**Assignment:** Determine the number of lines in the entries below in which the word "Gestão" appears, and reply with that number only.

-*-*-

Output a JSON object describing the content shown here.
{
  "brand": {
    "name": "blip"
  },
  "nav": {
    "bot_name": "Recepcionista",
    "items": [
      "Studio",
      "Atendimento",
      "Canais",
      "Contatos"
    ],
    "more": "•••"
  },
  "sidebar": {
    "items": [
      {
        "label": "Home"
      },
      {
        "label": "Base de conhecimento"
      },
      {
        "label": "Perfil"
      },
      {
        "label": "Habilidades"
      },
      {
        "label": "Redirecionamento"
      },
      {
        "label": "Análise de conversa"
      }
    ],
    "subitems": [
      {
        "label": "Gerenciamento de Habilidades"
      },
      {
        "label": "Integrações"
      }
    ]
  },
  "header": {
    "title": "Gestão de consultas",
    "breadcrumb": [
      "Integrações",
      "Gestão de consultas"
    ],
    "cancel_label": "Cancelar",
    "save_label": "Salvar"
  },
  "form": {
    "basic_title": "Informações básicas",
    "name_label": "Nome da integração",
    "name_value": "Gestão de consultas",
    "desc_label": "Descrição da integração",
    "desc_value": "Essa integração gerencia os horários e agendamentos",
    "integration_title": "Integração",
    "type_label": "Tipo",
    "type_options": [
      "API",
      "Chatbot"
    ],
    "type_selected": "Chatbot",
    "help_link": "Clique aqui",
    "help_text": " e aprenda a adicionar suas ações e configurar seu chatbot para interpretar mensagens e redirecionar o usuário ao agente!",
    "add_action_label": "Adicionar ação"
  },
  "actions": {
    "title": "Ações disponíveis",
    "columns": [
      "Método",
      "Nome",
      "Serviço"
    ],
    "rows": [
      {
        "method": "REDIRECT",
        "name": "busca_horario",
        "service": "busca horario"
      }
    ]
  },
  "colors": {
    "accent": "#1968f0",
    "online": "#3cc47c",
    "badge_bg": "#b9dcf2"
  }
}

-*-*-

**Answer to this problem:** 3